  • This paper presents, for the first time, the successful integration of three rapid, low-cost, high-throughput technologies for silicon solar cell fabrication, namely: rapid thermal processing (RTP) for simultaneous diffusion of a phosphorus emitter and aluminum back surface field; screen printing (SP) for the front grid contact; and low-temperature plasma-enhanced chemical vapor deposition (PECVD) of SiN for antireflection coating and surface passivation. This combination has resulted in 4 cm{sup 2} cells with efficiencies of 16.3% and 15.9% on 2 {Omega}-cm FZ and Cz, respectively, as well as 15.4% efficient, 25-cm FZ cells. Despite the respectable RTP/SP/PECVD efficiencies, cells formed by conventionalmore » furnace processing and photolithography (CFP/PL) give {approximately}2% (absolute) greater efficiencies. Through in-depth modeling and characterization, this efficiency difference is quantified on the basis of emitter design and front surface passivation, grid shading, and quality of contacts. Detailed analysis reveals that the difference is primarily due to the requirements of screen printing and not RTP.« less
  • In this work, a-Si:H films with good electronic properties in spite of an inhomogeneous structure were prepared by the 55 kHz plasma enhanced chemical vapor high-rate deposition technique. The structural analysis using infrared spectroscopy and atomic force microscopy has shown that these films possess two dominant types of microstructural inhomogeneities, which differ by size. To analyze the influence of a 55 kHz plasma on the properties of intrinsic a-Si:H film, the density of states in the a-Si:H mobility gap was estimated by modeling of the temperature dependence of the photoconductivity and from electron paramagnetic resonance measurements.
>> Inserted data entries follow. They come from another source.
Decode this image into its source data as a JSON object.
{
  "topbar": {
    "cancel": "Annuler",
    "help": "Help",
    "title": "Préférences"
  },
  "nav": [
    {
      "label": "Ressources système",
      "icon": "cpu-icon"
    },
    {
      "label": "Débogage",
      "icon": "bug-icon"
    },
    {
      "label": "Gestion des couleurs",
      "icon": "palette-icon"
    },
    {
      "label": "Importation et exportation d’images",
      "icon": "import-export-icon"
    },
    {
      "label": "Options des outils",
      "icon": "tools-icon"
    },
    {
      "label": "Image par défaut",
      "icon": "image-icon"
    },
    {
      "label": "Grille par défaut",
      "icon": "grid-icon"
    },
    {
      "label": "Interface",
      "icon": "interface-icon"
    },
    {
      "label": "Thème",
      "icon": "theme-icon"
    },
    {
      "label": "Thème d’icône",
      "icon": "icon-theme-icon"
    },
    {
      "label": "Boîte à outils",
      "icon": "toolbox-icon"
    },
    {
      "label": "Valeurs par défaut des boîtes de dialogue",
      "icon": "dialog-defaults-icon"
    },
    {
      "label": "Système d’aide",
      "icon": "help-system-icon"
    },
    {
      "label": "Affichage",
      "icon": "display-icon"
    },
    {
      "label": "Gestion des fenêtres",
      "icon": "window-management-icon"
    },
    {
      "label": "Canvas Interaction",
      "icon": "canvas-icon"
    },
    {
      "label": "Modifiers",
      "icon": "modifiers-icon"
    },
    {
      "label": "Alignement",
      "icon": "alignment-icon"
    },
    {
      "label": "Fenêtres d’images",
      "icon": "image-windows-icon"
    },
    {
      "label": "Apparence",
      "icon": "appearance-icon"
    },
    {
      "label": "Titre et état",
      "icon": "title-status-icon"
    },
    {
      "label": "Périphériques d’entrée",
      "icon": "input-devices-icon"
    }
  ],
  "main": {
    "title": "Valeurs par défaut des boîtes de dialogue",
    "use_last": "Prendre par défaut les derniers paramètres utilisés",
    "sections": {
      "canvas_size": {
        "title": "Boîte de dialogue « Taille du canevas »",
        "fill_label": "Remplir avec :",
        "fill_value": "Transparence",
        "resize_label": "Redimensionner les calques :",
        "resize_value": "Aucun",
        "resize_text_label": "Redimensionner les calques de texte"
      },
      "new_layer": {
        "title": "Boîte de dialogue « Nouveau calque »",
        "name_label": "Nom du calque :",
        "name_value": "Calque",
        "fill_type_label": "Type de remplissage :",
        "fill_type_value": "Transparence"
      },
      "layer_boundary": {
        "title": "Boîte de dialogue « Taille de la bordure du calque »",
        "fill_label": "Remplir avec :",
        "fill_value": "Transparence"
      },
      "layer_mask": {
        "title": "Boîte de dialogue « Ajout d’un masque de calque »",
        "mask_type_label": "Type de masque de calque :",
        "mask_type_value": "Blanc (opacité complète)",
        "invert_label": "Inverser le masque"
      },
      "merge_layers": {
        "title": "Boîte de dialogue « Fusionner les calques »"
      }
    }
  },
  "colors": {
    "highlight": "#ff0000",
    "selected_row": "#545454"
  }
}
Investigated capacitance-voltage characteristics showedmore » that a-Si:H/c-Si heterostructures have low interface density of states and can be considered as an ideal abrupt heterojunction.« less